(Saved data entries)
= Beginning of Section =

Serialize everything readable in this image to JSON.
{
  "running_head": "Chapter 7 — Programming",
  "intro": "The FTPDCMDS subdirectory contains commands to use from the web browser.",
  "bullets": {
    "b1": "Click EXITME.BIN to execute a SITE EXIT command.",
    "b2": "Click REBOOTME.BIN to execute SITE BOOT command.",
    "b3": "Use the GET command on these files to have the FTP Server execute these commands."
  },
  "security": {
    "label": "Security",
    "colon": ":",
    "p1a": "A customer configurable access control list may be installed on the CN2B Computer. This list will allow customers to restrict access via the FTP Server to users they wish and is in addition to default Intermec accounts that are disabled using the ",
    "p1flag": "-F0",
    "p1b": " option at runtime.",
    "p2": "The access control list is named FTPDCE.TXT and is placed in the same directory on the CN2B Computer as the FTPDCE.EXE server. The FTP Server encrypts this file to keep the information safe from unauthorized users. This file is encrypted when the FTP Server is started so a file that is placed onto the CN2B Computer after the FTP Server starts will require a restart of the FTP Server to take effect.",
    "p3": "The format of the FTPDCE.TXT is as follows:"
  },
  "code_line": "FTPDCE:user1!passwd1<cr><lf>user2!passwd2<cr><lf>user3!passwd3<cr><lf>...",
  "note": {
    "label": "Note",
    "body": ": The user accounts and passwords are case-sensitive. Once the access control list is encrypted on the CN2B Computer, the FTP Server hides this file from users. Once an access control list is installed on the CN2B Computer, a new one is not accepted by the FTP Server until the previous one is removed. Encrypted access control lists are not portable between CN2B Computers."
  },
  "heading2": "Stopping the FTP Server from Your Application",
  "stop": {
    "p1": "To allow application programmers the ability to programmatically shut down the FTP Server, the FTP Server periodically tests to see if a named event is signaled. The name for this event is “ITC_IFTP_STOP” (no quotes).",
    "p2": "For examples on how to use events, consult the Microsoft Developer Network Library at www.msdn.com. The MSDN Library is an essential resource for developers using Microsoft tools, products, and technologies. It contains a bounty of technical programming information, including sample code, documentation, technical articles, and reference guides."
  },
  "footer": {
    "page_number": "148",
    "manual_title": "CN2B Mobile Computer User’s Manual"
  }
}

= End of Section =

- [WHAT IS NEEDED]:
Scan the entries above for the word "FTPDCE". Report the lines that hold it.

- [TASK RESPONSE]:
    "p2": "The access control list is named FTPDCE.TXT and is placed in the same directory on the CN2B Computer as the FTPDCE.EXE server. The FTP Server encrypts this file to keep the information safe from unauthorized users. This file is encrypted when the FTP Server is started so a file that is placed onto the CN2B Computer after the FTP Server starts will require a restart of the FTP Server to take effect.",
    "p3": "The format of the FTPDCE.TXT is as follows:"
  "code_line": "FTPDCE:user1!passwd1<cr><lf>user2!passwd2<cr><lf>user3!passwd3<cr><lf>...",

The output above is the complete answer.